The current nursing shortage differs from that of the 1980s, Gordon observes, in that back then there was a growing optimism that working conditions would improve-and indeed they did, to a point. Increased wages, clinical ladders, and the creation of the clinical nurse specialist role gave nurses hope that the respect and rewards due to them would be forthcoming.

 

It is the advent of what Gordon terms the "1-800-Mother-may-I" phenomenon of managed care (prior approvals, designated lengths of stay, protocols rather than personalized care) that is a new factor in the current shortage. It is not just the aging of the workforce that is a primary reason that hospitals cannot hire enough nurses to fill the demand today. In Gordon's view, the nurses of today are exhausted. While there are already not enough people to do the work because of a shortage of supply, the managerial acts of cost cutting contribute further by creating what Gordon calls a "shortage of nursing care." In addition to a shortage of nurses, Gordon says, we are also experiencing a shortage of nursing care, given time constraints, workload, and the addition of unlicensed caregivers who are not trained in assessment nor intervention. This new dynamic means that nurses no longer have time to prepare and maintain themselves emotionally nor physically to continue the ongoing stressful and demanding work in hospital settings, as hospitals are places where people suffer and die.

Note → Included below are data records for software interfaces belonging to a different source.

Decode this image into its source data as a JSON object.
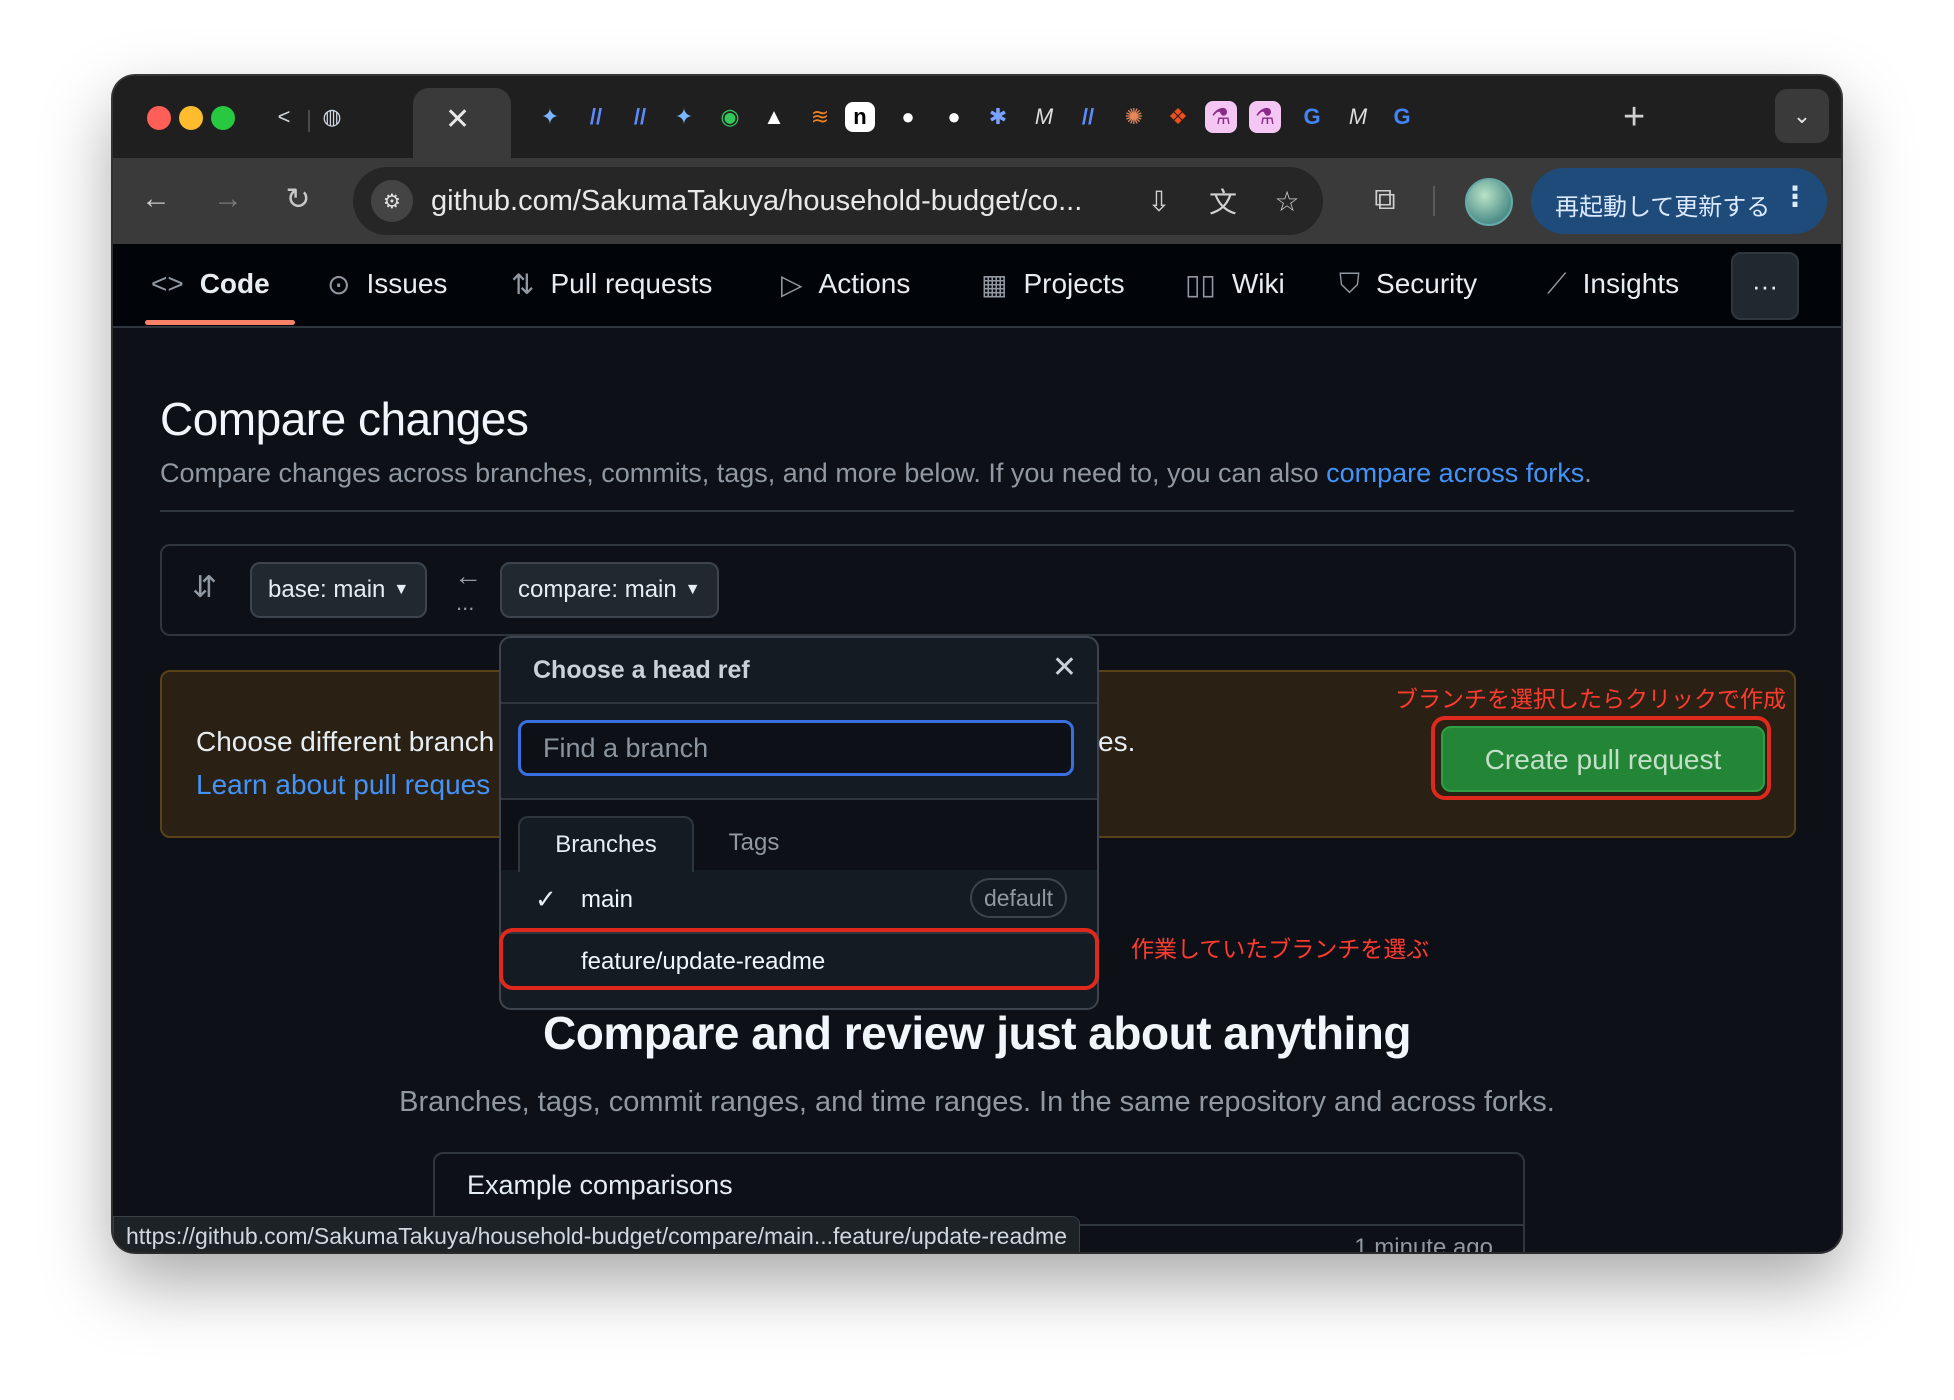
{
  "browser": {
    "active_tab_close": "✕",
    "new_tab": "+",
    "url": "github.com/SakumaTakuya/household-budget/co...",
    "update_button": "再起動して更新する",
    "status_url": "https://github.com/SakumaTakuya/household-budget/compare/main...feature/update-readme"
  },
  "repo_nav": {
    "items": [
      "Code",
      "Issues",
      "Pull requests",
      "Actions",
      "Projects",
      "Wiki",
      "Security",
      "Insights"
    ],
    "active": "Code"
  },
  "page": {
    "title": "Compare changes",
    "subtitle": "Compare changes across branches, commits, tags, and more below. If you need to, you can also ",
    "subtitle_link": "compare across forks",
    "subtitle_end": "."
  },
  "range": {
    "base": "base: main",
    "compare": "compare: main",
    "dots": "..."
  },
  "flash": {
    "text": "Choose different branch",
    "text_end": "es.",
    "link": "Learn about pull reques"
  },
  "create_pr": {
    "label": "Create pull request",
    "annotation": "ブランチを選択したらクリックで作成"
  },
  "dropdown": {
    "title": "Choose a head ref",
    "placeholder": "Find a branch",
    "tabs": [
      "Branches",
      "Tags"
    ],
    "branches": [
      {
        "name": "main",
        "badge": "default",
        "selected": true
      },
      {
        "name": "feature/update-readme",
        "badge": "",
        "selected": false
      }
    ],
    "annotation": "作業していたブランチを選ぶ"
  },
  "blankslate": {
    "title": "Compare and review just about anything",
    "subtitle": "Branches, tags, commit ranges, and time ranges. In the same repository and across forks.",
    "examples_title": "Example comparisons",
    "time": "1 minute ago"
  },
  "colors": {
    "accent_link": "#4493f8",
    "create_button": "#238636",
    "annotation_red": "#e0291d",
    "tab_underline": "#f78166"
  }
}
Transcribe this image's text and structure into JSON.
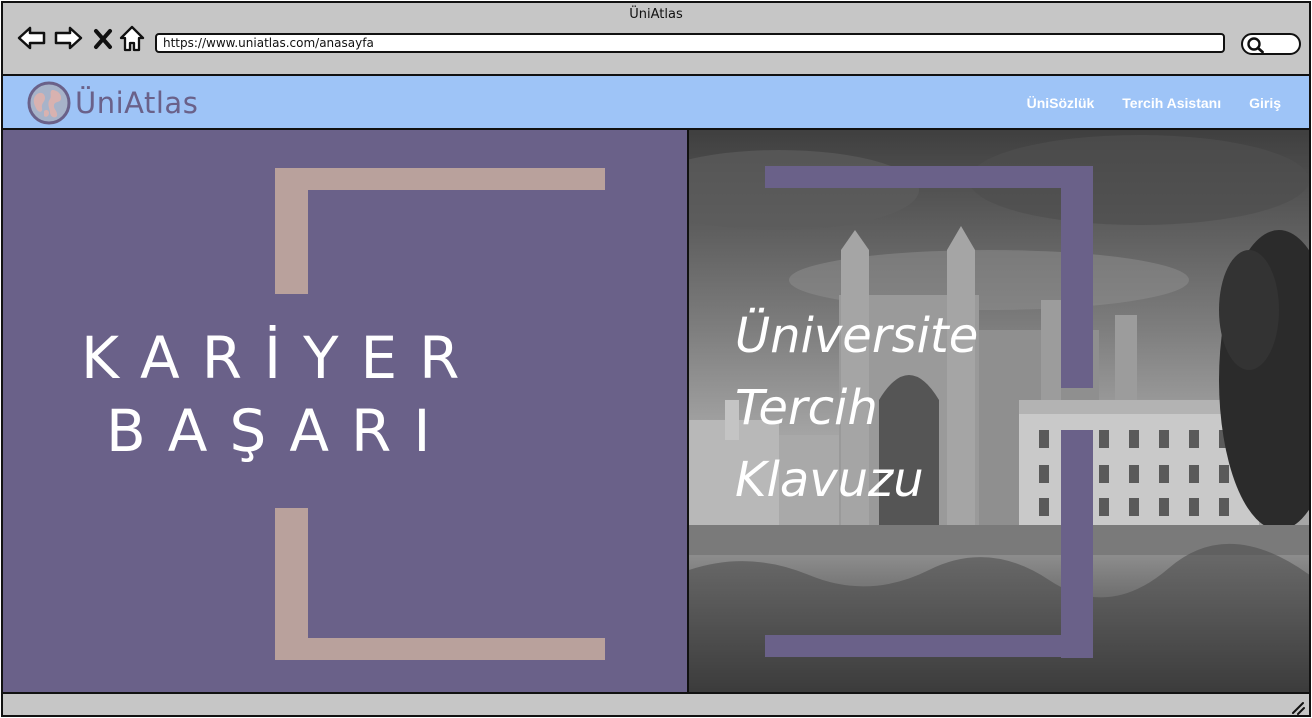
{
  "window": {
    "title": "ÜniAtlas"
  },
  "browser": {
    "url": "https://www.uniatlas.com/anasayfa",
    "icons": [
      "back-arrow-icon",
      "forward-arrow-icon",
      "close-icon",
      "home-icon",
      "search-icon"
    ]
  },
  "header": {
    "logo_text": "ÜniAtlas",
    "nav": [
      "ÜniSözlük",
      "Tercih Asistanı",
      "Giriş"
    ]
  },
  "hero_left": {
    "title_line1": "KARİYER",
    "title_line2": "BAŞARI"
  },
  "hero_right": {
    "title_line1": "Üniversite",
    "title_line2": "Tercih",
    "title_line3": "Klavuzu"
  },
  "colors": {
    "accent_purple": "#6a6189",
    "bracket_beige": "#b9a19c",
    "header_blue": "#9ec4f7",
    "chrome_gray": "#c6c6c6"
  }
}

The shortage of nursing care leads to a shortage of nurses, as current conditions create job dissatisfaction and a growing inability to recruit new entrants. Gordon notes that to continue to work in a stressful environment and to create the unique caring relationship as needed with each patient, nurses need enough time at the bedside in addition to time for their own personal renewal to be effective and to fulfill their jobs in a meaningful and rewarding manner.

 

"What about advanced practice nurses?" the reader might ask. "Aren't they a solution to the situation of lack of respect in the workplace?" Gordon addresses advanced practice as a double-edged sword. While advanced education is laudable, Gordon notes that many advanced practice nurses are being prepared for more autonomous clinic and community work, leaving the less prepared nurses to remain at the bedside, which only serves to erode working conditions for the majority of nurses who continue to be employed in hospital settings. Gordon calls this an internal migration within the profession and wonders how this is benefiting the profession as a whole.

 

Gordon writes of nurses at the bedside in this book. She purposefully and admittedly omits nurse managers, nurse executives, and nurse educators. While the majority of nurses in the profession do work in acute care and also at the bedside, to omit nurses who may be able to influence policy, working conditions, allocation of resources, communications, and the education of the next generation of nurses may be a weakness in the arguments and solutions presented. Gordon mentions that the general public may have erroneous perceptions of what a nurse is and does, and this may be a weakness of the book itself as well, given that nurses who do not work at the bedside are no less nurses for having taken a position of influence for the profession that is located in an office, in a university, or in Congress. Whatever the weaknesses of Gordon's book, it is a compelling and educational read, and is highly recommended for its insights and information.

 

Dale Mueller, EdD, RN, CNAA, BC

 

Assistant Professor, College of Health and Human Services, School of Nursing, California State University Dominguez Hills, Carson, CA 90747 (e-mail: dmueller@csudh.edu).